(Reuters) - Loblaw Cos Ltd (L.TO) reported a higher quarterly profit as food and clothing sales rose throughout its stores, prompting Canada’s largest grocer to raise its full-year operating income forecast in defiance of tougher competition.
Loblaw, which is buying Shoppers Drug Mart Corp SC.TO to bulk up against an influx of U.S. competitors, said profit rose 14 percent in the second quarter. Sales growth was strongest in its clothing line and its gas-station network.
The company forecast 2013 operating income would grow, percentage-wise, in the mid-single digits. Previously, it had forecast modest or low-single-digit growth.
The retail environment in Canada remains competitive, however, and Loblaw said sales growth would be moderated by the expansion of its rivals and tighter price controls on generic drugs, which the company also sells.
U.S. discounter Target Corp (TGT.N) plans to have 124 stores across the country by the end of the year, while Empire Co Ltd (EMPa.TO) is buying Safeway Inc’s Canadian assets to cement its position as Canada’s No. 2 grocer and Loblaw’s closest rival.
Loblaw’s net income in the second quarter rose to C$178 million ($173 million), or 63 Canadian cents per share, from C$156 million, or 55 Canadian cents per share, a year earlier.
Revenue rose 2 percent to C$7.52 billion.

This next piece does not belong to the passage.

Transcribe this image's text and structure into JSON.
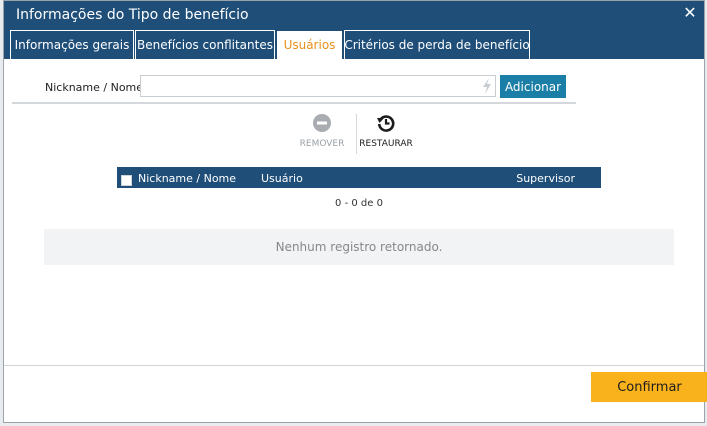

Sales at established stores, a key measure for retailers, rose 1 percent.
Loblaw this month announced a C$12.4 billion deal to buy Shoppers Drug Mart, Canada’s biggest pharmacy chain, to create a combined retail operation with more than C$42 billion in annual revenue.
This will give Loblaw increased exposure to pharmaceutical sales, which are expected to benefit from the aging of Canada’s population. It would also gain a foothold in the market for smaller stores serving dense urban neighborhoods.
Shoppers reported a slight increase in second-quarter profit last week as its shops filled more prescriptions.
Reporting by Bhaswati Mukhopadhyay in Bangalore; Editing by Robin Paxton